■ **Interface dataset entries**
============

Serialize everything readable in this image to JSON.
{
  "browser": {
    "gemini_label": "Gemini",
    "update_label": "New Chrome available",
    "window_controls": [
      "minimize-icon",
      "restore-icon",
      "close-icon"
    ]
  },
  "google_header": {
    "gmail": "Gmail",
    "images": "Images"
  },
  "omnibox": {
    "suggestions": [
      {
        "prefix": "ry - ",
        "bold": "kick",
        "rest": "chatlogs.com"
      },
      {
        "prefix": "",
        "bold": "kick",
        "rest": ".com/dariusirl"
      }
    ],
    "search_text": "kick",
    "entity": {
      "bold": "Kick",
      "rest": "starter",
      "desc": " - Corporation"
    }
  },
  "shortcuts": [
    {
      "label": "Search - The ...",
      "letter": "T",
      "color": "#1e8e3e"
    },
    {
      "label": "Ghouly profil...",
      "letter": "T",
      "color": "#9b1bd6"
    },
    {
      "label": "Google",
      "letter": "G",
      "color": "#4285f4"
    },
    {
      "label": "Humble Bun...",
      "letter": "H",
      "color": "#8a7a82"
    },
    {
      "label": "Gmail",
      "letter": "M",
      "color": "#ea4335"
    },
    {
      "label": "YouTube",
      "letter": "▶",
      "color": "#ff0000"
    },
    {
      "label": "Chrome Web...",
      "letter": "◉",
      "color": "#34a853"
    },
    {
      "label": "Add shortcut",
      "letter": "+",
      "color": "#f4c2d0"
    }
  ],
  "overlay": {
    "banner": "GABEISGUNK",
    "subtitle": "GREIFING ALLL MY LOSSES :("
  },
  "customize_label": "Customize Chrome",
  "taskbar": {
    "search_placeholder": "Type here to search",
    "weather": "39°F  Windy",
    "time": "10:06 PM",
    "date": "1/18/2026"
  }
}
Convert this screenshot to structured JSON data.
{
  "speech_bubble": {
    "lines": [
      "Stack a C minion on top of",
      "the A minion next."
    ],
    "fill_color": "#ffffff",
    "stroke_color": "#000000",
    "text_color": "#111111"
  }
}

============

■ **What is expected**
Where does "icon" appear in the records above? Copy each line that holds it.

■ **Written answer**
      "minimize-icon",
      "restore-icon",
      "close-icon"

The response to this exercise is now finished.